Cancer prevalence among flight attendants compared to the general population

Environ Health. 2018 Jun 26;17(1):49. doi: 10.1186/s12940-018-0396-8.

Abstract

Background: Flight attendants are an understudied occupational group, despite undergoing a wide range of adverse job-related exposures, including to known carcinogens. In our study, we aimed to characterize the prevalence of cancer diagnoses among U.S. cabin crew relative to the general population.

Methods: In 2014-2015, we surveyed participants of the Harvard Flight Attendant Health Study. We compared the prevalence of their self-reported cancer diagnoses to a contemporaneous cohort in the National Health and Nutrition Examination Survey (NHANES 2013-2014) using age-weighted standardized prevalence ratios (SPRs). We also analyzed associations between job tenure and the prevalence of selected cancers, using logistic regression and adjusting for potential confounders.

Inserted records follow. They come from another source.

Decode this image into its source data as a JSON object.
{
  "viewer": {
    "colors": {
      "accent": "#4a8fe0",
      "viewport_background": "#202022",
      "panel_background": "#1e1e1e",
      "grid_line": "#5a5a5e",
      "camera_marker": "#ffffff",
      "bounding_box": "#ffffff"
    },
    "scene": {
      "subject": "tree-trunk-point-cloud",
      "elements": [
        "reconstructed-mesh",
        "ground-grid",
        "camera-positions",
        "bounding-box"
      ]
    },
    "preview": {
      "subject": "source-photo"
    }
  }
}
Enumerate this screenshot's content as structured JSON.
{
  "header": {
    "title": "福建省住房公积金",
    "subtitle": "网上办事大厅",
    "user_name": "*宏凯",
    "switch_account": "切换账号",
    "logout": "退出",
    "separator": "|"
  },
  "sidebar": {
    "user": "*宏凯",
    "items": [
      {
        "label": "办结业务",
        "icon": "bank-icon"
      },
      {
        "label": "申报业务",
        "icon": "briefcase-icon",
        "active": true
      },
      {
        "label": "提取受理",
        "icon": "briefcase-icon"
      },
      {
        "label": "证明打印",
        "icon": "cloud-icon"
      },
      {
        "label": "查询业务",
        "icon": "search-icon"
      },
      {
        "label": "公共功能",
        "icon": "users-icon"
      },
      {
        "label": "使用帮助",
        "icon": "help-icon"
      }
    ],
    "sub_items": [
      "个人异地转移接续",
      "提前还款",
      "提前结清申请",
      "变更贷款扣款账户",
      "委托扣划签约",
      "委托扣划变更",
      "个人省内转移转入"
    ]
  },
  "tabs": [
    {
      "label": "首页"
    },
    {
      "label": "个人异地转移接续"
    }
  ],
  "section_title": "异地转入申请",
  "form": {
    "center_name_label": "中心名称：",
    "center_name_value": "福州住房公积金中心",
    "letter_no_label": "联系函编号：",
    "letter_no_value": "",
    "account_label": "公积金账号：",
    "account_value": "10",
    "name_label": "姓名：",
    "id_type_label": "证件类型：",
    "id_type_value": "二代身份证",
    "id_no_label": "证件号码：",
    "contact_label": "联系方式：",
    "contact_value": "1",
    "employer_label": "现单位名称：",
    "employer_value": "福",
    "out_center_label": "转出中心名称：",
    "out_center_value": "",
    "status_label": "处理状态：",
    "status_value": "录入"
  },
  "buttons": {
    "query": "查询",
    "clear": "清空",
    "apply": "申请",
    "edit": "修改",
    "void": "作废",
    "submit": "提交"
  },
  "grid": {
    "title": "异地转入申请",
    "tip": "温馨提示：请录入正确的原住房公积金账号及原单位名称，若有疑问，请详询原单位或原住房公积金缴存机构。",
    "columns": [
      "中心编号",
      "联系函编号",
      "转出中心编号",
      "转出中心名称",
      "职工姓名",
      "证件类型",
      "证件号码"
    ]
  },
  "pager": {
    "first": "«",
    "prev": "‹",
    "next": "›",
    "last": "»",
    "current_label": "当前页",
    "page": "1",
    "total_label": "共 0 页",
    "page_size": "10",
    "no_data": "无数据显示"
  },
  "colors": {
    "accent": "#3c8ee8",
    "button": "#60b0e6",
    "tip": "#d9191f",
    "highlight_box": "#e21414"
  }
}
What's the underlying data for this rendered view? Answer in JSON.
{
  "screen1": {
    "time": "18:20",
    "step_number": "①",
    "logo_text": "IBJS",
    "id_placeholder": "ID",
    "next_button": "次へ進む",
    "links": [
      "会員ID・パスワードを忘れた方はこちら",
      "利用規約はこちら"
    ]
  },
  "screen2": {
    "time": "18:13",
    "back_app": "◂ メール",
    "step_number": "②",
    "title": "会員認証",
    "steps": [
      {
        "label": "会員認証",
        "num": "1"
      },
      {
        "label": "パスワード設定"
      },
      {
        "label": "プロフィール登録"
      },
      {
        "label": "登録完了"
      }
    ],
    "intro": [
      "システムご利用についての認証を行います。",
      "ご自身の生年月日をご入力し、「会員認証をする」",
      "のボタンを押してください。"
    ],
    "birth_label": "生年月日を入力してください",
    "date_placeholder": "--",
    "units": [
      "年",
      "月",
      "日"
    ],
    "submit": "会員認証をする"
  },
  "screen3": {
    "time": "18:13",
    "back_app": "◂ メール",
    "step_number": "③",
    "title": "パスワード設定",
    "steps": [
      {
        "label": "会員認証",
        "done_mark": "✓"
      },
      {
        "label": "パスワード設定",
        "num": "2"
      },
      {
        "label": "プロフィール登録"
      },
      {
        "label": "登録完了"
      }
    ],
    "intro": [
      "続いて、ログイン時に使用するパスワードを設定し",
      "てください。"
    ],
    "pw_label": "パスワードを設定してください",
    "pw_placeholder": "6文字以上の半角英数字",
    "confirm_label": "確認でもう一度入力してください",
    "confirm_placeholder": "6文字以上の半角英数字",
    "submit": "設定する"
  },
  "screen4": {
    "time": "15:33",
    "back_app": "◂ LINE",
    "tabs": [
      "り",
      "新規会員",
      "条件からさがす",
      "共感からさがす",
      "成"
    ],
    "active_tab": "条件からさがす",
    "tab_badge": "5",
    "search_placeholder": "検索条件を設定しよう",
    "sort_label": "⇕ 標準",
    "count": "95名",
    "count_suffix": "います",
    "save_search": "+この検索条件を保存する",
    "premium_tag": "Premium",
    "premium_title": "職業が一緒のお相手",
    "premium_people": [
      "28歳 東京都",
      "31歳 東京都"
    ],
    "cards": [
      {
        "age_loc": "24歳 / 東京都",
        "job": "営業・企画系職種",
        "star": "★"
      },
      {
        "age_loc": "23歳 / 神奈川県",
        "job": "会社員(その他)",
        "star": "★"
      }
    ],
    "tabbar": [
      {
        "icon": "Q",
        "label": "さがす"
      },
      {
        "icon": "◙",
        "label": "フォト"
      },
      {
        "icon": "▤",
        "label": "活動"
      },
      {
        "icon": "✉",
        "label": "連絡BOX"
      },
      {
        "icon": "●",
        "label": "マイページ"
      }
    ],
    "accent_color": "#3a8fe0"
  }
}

Results: Compared to NHANES participants with a similar socioeconomic status (n = 2729), flight attendants (n = 5366) had a higher prevalence of every cancer we examined, especially breast cancer, melanoma, and non-melanoma skin cancer among females. SPR for these conditions were 1.51 (95% CI: 1.02, 2.24), 2.27 (95% CI: 1.27, 4.06), and 4.09 (95% CI: 2.70, 6.20), respectively. Job tenure was positively related to non-melanoma skin cancer among females, with borderline associations for melanoma and non-melanoma skin cancers among males. Consistent with previous studies, we observed associations between job tenure and breast cancer among women who had three or more children.

Conclusions: We observed higher rates of specific cancers in flight attendants compared the general population, some of which were related to job tenure. Our results should be interpreted in light of self-reported health information and a cross-sectional study design. Future longitudinal studies should evaluate associations between specific exposures and cancers among cabin crew.

Keywords: Cancer; Environmental health; Flight attendants; Occupational epidemiology.

Publication types

  • Research Support, Non-U.S. Gov't

MeSH terms

  • Adult
  • Aerospace Medicine
  • Aviation*
  • Cross-Sectional Studies
  • Female
  • Humans
  • Male
  • Middle Aged
  • Neoplasms / epidemiology*
  • Neoplasms / etiology
  • Occupational Diseases / epidemiology*
  • Occupational Diseases / etiology
  • Prevalence
  • United States / epidemiology
  • Young Adult